* **PROBLEM REQUIREMENTS**
Each line in the records below that has the word "icon" should be copied.

╔══

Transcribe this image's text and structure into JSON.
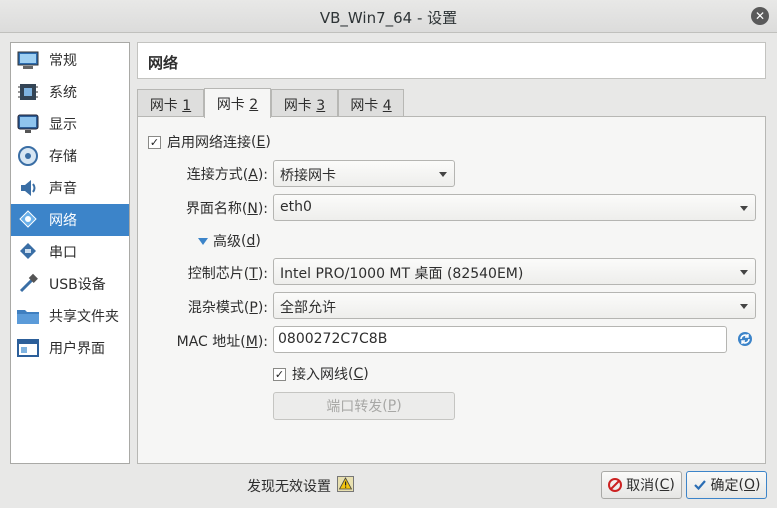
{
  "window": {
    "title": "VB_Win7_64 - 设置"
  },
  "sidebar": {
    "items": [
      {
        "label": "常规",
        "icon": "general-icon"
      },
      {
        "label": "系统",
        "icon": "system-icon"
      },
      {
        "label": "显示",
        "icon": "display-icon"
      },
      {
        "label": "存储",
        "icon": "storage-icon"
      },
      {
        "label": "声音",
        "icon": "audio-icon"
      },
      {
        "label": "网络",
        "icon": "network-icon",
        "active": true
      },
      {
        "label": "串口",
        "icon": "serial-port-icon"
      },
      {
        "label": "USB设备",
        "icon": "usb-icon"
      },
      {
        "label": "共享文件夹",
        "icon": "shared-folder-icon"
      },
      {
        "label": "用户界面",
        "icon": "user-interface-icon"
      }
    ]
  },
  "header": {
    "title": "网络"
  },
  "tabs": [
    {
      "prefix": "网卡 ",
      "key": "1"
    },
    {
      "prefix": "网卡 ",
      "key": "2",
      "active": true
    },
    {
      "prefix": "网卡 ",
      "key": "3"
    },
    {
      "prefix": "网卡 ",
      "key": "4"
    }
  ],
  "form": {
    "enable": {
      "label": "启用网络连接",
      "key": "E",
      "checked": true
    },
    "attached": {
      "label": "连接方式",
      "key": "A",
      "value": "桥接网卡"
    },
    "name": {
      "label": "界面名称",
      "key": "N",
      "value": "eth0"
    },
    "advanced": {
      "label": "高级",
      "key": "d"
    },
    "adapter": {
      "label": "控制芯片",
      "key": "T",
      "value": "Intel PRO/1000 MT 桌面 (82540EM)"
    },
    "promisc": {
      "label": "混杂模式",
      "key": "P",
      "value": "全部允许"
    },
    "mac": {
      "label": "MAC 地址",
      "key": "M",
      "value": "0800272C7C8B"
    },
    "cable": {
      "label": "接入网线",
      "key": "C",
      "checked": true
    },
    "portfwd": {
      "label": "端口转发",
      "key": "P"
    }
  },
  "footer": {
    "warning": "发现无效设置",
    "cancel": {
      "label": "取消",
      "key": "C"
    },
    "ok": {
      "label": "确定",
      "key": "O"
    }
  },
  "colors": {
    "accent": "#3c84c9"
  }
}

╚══
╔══

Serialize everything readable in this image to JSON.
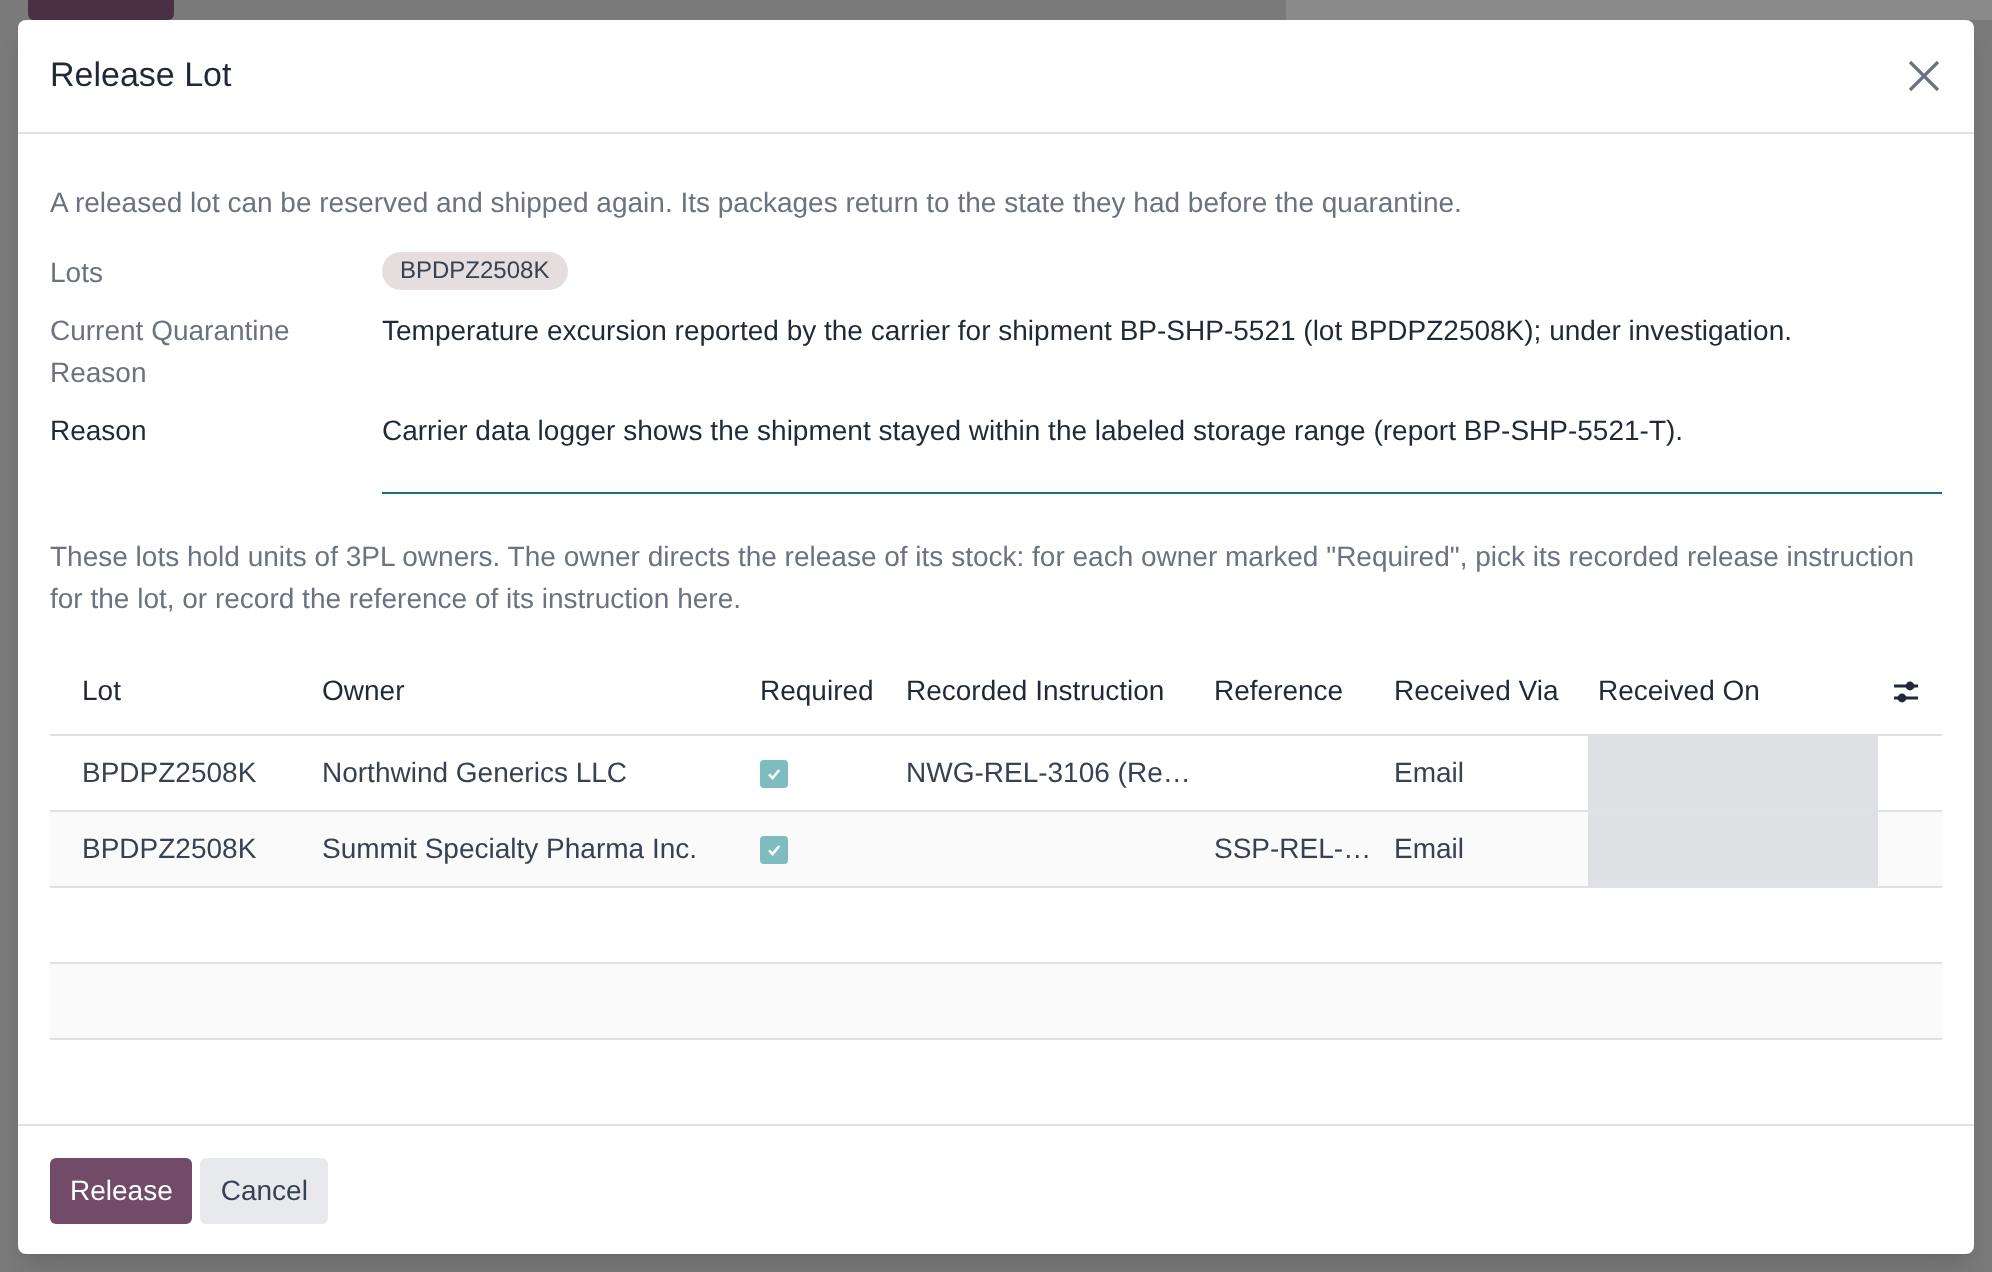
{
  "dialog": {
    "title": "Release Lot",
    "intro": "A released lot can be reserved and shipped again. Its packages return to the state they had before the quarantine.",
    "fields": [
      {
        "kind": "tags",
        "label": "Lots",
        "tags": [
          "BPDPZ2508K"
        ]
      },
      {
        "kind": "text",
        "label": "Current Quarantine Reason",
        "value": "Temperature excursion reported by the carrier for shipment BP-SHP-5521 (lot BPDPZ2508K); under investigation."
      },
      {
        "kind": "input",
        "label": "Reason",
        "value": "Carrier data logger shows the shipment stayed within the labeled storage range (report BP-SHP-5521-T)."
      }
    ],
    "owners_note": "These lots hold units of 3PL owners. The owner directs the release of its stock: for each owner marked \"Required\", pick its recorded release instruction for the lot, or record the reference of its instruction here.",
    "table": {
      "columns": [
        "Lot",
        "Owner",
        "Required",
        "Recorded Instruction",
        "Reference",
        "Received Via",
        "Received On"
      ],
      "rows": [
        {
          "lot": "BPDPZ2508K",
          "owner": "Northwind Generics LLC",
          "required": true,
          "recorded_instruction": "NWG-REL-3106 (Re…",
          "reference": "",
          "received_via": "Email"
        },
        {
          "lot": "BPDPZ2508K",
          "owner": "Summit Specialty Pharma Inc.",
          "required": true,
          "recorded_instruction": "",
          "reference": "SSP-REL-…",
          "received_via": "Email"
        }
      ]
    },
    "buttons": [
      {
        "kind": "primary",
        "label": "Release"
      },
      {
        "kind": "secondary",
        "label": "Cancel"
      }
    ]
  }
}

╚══

* **FINISHED TASK**
        "icon": "general-icon"
        "icon": "system-icon"
        "icon": "display-icon"
        "icon": "storage-icon"
        "icon": "audio-icon"
        "icon": "network-icon",
        "icon": "serial-port-icon"
        "icon": "usb-icon"
        "icon": "shared-folder-icon"
        "icon": "user-interface-icon"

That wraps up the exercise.